(Extracted data entries)

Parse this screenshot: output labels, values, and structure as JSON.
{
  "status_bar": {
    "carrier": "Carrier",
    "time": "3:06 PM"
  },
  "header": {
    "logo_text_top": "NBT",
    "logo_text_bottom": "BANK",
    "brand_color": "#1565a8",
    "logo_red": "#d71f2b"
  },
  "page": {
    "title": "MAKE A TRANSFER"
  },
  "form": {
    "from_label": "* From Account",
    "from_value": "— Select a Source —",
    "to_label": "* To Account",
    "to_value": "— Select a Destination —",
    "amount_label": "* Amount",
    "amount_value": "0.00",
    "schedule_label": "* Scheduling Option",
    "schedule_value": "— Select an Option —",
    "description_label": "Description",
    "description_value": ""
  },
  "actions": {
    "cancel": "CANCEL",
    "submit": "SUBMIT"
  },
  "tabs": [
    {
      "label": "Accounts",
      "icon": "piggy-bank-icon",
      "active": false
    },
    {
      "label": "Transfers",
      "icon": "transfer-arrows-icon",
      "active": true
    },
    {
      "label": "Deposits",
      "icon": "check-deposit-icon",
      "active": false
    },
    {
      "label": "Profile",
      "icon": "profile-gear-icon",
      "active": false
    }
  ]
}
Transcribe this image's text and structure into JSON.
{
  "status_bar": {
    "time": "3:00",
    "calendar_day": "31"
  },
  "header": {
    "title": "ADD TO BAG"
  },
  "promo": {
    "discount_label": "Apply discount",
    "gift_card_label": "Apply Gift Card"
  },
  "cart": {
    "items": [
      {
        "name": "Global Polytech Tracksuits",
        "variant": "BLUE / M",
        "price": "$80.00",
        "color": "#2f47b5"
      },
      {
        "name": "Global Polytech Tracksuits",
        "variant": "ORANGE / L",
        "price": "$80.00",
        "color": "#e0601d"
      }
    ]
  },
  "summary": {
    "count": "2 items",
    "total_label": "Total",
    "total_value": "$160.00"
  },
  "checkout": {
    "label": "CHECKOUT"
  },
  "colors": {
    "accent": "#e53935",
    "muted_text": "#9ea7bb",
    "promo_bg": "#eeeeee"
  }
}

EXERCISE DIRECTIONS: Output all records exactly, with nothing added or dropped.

TASK ANSWER:
Parse this screenshot: output labels, values, and structure as JSON.
{
  "status_bar": {
    "carrier": "Carrier",
    "time": "3:06 PM"
  },
  "header": {
    "logo_text_top": "NBT",
    "logo_text_bottom": "BANK",
    "brand_color": "#1565a8",
    "logo_red": "#d71f2b"
  },
  "page": {
    "title": "MAKE A TRANSFER"
  },
  "form": {
    "from_label": "* From Account",
    "from_value": "— Select a Source —",
    "to_label": "* To Account",
    "to_value": "— Select a Destination —",
    "amount_label": "* Amount",
    "amount_value": "0.00",
    "schedule_label": "* Scheduling Option",
    "schedule_value": "— Select an Option —",
    "description_label": "Description",
    "description_value": ""
  },
  "actions": {
    "cancel": "CANCEL",
    "submit": "SUBMIT"
  },
  "tabs": [
    {
      "label": "Accounts",
      "icon": "piggy-bank-icon",
      "active": false
    },
    {
      "label": "Transfers",
      "icon": "transfer-arrows-icon",
      "active": true
    },
    {
      "label": "Deposits",
      "icon": "check-deposit-icon",
      "active": false
    },
    {
      "label": "Profile",
      "icon": "profile-gear-icon",
      "active": false
    }
  ]
}
Transcribe this image's text and structure into JSON.
{
  "status_bar": {
    "time": "3:00",
    "calendar_day": "31"
  },
  "header": {
    "title": "ADD TO BAG"
  },
  "promo": {
    "discount_label": "Apply discount",
    "gift_card_label": "Apply Gift Card"
  },
  "cart": {
    "items": [
      {
        "name": "Global Polytech Tracksuits",
        "variant": "BLUE / M",
        "price": "$80.00",
        "color": "#2f47b5"
      },
      {
        "name": "Global Polytech Tracksuits",
        "variant": "ORANGE / L",
        "price": "$80.00",
        "color": "#e0601d"
      }
    ]
  },
  "summary": {
    "count": "2 items",
    "total_label": "Total",
    "total_value": "$160.00"
  },
  "checkout": {
    "label": "CHECKOUT"
  },
  "colors": {
    "accent": "#e53935",
    "muted_text": "#9ea7bb",
    "promo_bg": "#eeeeee"
  }
}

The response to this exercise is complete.